> Aim of the exercise: Please reproduce the entries below exactly as they stand, but leave the pictures out.

> Data to use:
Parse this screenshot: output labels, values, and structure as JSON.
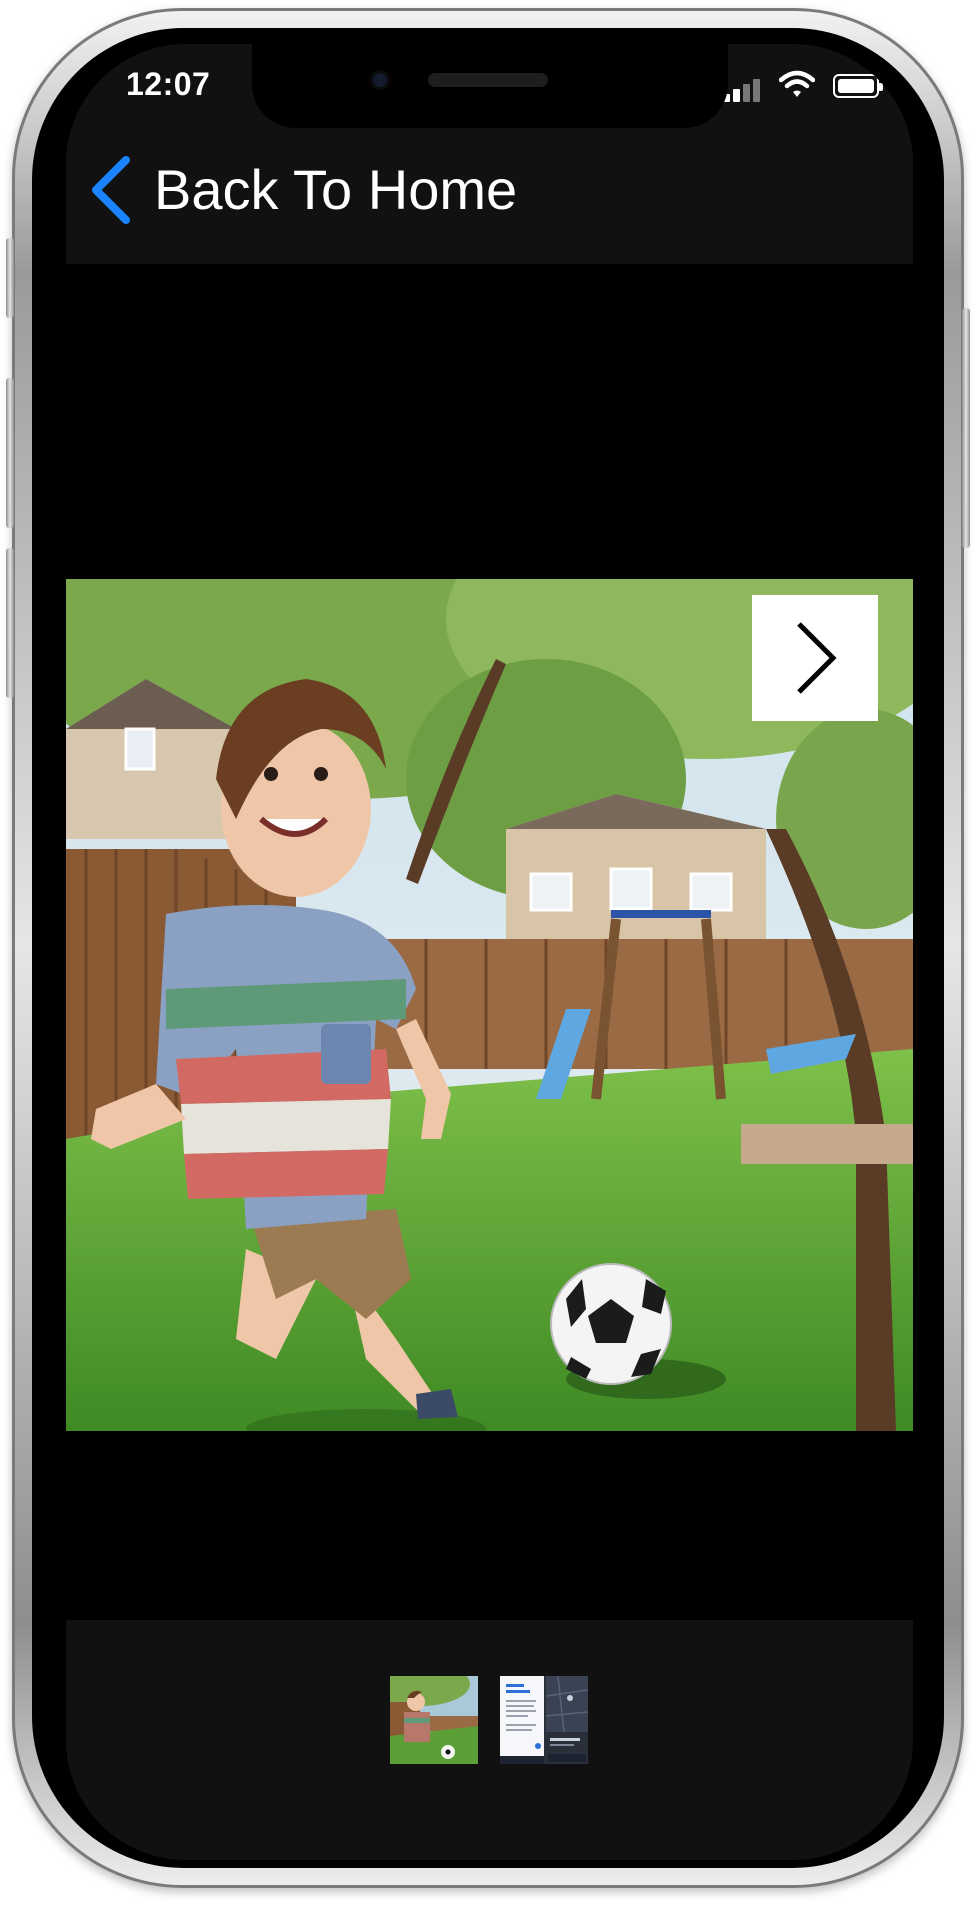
{
  "status_bar": {
    "time": "12:07",
    "icons": [
      "cellular-signal-icon",
      "wifi-icon",
      "battery-icon"
    ]
  },
  "nav": {
    "back_label": "Back To Home",
    "back_icon": "chevron-left-icon",
    "accent_color": "#1a84ff"
  },
  "viewer": {
    "image_subject": "boy-playing-soccer-in-backyard",
    "next_icon": "chevron-right-icon"
  },
  "thumbnails": [
    {
      "name": "thumbnail-boy-soccer",
      "selected": true
    },
    {
      "name": "thumbnail-app-screenshot",
      "selected": false
    }
  ]
}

> Task response:
Parse this screenshot: output labels, values, and structure as JSON.
{
  "status_bar": {
    "time": "12:07",
    "icons": [
      "cellular-signal-icon",
      "wifi-icon",
      "battery-icon"
    ]
  },
  "nav": {
    "back_label": "Back To Home",
    "back_icon": "chevron-left-icon",
    "accent_color": "#1a84ff"
  },
  "viewer": {
    "image_subject": "boy-playing-soccer-in-backyard",
    "next_icon": "chevron-right-icon"
  },
  "thumbnails": [
    {
      "name": "thumbnail-boy-soccer",
      "selected": true
    },
    {
      "name": "thumbnail-app-screenshot",
      "selected": false
    }
  ]
}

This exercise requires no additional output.